We do read and approve (and occasionally disapprove) comments. There are days when hundreds of comments are submitted and the decision is made quickly to post a comment or not. In an ideal world, federal colleagues would treat each other with respect; read and react to differing views; and respond in a professional way. But, the anonymous nature of the internet can quickly result in negative, insulting or slanderous comments.

Anyone who takes the time to read comments will usually come to a quick conclusion that there is little uniformity to the views that are published. We undoubtedly approve some comments we should not have approved but we try to quickly cut off a thread that is certain to get nasty. Accusations against a specific person may be completely factual and true (or perhaps not) but we routinely disapprove those comments as well. And, regardless of the pithy nature of a person’s submission, a comment referring to another reader with adjectives such as “moron,” “imbecile,” “ignorant,” “storm trooper,” “racist,” “Nazi,” etc. are routinely discarded. We do, however, give much more leeway to calling someone a “Republican” or “Democrat.”

Bias in News Articles

Some readers insist we should not run articles giving only one point of view, presumably on the theory that the site should have a “fairness doctrine” that gives equal weight to all viewpoints.

We do not do that. If there is news that may be critical of an agency, an individual, or some other organization, we are likely to publish that article or point of view. We frequently publish editorials that are critical of a policy, program, or take issue with some topic that involves federal employees. Our sole criterion is whether we think an item will be of interest to readers.

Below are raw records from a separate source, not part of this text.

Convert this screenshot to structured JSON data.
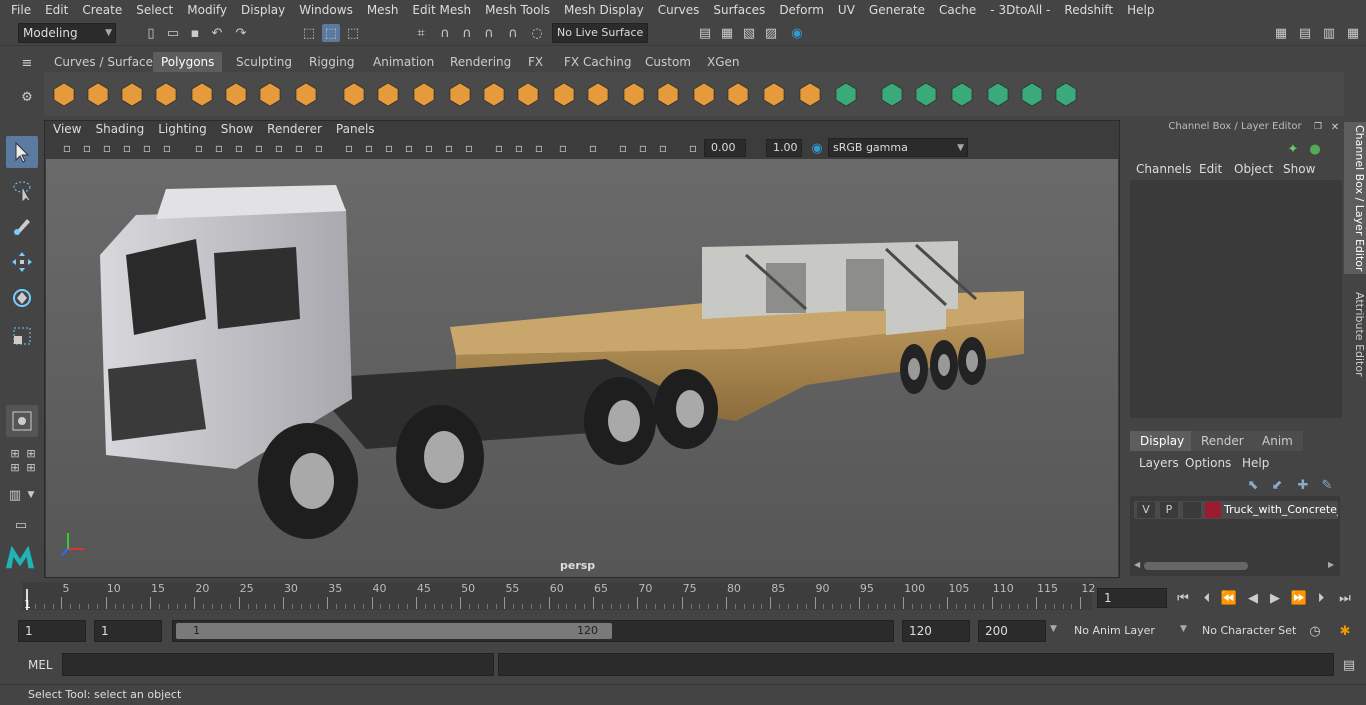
{
  "menubar": [
    "File",
    "Edit",
    "Create",
    "Select",
    "Modify",
    "Display",
    "Windows",
    "Mesh",
    "Edit Mesh",
    "Mesh Tools",
    "Mesh Display",
    "Curves",
    "Surfaces",
    "Deform",
    "UV",
    "Generate",
    "Cache",
    "- 3DtoAll -",
    "Redshift",
    "Help"
  ],
  "toolbar": {
    "mode": "Modeling",
    "live_surface": "No Live Surface"
  },
  "shelf_tabs": [
    "Curves / Surfaces",
    "Polygons",
    "Sculpting",
    "Rigging",
    "Animation",
    "Rendering",
    "FX",
    "FX Caching",
    "Custom",
    "XGen"
  ],
  "shelf_active": "Polygons",
  "viewport": {
    "menu": [
      "View",
      "Shading",
      "Lighting",
      "Show",
      "Renderer",
      "Panels"
    ],
    "exposure": "0.00",
    "gamma": "1.00",
    "colorspace": "sRGB gamma",
    "camera": "persp"
  },
  "channel_box": {
    "title": "Channel Box / Layer Editor",
    "menu": [
      "Channels",
      "Edit",
      "Object",
      "Show"
    ],
    "display_tabs": [
      "Display",
      "Render",
      "Anim"
    ],
    "display_active": "Display",
    "layer_menu": [
      "Layers",
      "Options",
      "Help"
    ],
    "layer": {
      "v": "V",
      "p": "P",
      "name": "Truck_with_Concrete_F",
      "color": "#9b1b30"
    }
  },
  "side_tabs": [
    "Channel Box / Layer Editor",
    "Attribute Editor"
  ],
  "timeline": {
    "ticks": [
      "5",
      "10",
      "15",
      "20",
      "25",
      "30",
      "35",
      "40",
      "45",
      "50",
      "55",
      "60",
      "65",
      "70",
      "75",
      "80",
      "85",
      "90",
      "95",
      "100",
      "105",
      "110",
      "115",
      "12"
    ],
    "start_label": "1",
    "current_frame": "1"
  },
  "range": {
    "start": "1",
    "playback_start": "1",
    "slider_start": "1",
    "slider_end": "120",
    "playback_end": "120",
    "end": "200",
    "anim_layer": "No Anim Layer",
    "char_set": "No Character Set"
  },
  "cmd": {
    "label": "MEL"
  },
  "status": "Select Tool: select an object"
}
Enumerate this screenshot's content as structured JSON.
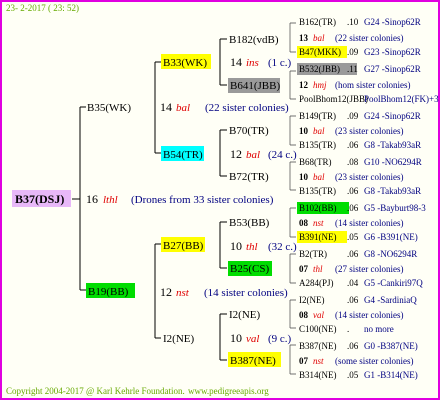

There are also days when several news items may come out that are generally critical of or favorable to a political party or a point of view. Some readers are offended that there is not more balance in the coverage for that day. The reality is that when there is news we think readers will want to read, we will bring it to your attention. We don’t count the number of articles on a given day that may praise or criticize Republicans, Democrats, managers, unions, federal employees, etc.

Some readers also ask why a site that is read by the federal community will publish articles that we know will be disliked by many readers. I confess, we do run articles that fall into this category. Our goal is not to provide free publicity for government recruiters. Federal employees should be aware of criticism, facts or opinions about the federal workforce. The federal workforce serves all Americans, even though the term “civil servant” is no longer routinely used, and knowing what the public thinks about issues that affect the federal community should not be hidden or rejected just because some people will not like it.

In short, we work hard to provide a variety of news that will be of interest. We do not mind controversy and frequently publish articles we think will generate thoughtful comments and, perhaps, raise questions among some of our readers.

We appreciate hearing from our readers and thank all of you for forwarding our daily newsletter or site information to your colleagues. Your actions have fueled the rapid growth of the site and we appreciate your efforts to let others know about the FedSmith news outlet. We do read your suggestions and comments and use them to continue to provide services that are of interest to the federal community.

About the Author

Ralph Smith has several decades of experience working with federal human resources issues. He has written extensively on a full range of human resources topics in books and newsletters and is a co-founder of two companies and several newsletters on federal human resources. Follow Ralph on Twitter: @RalphSmith47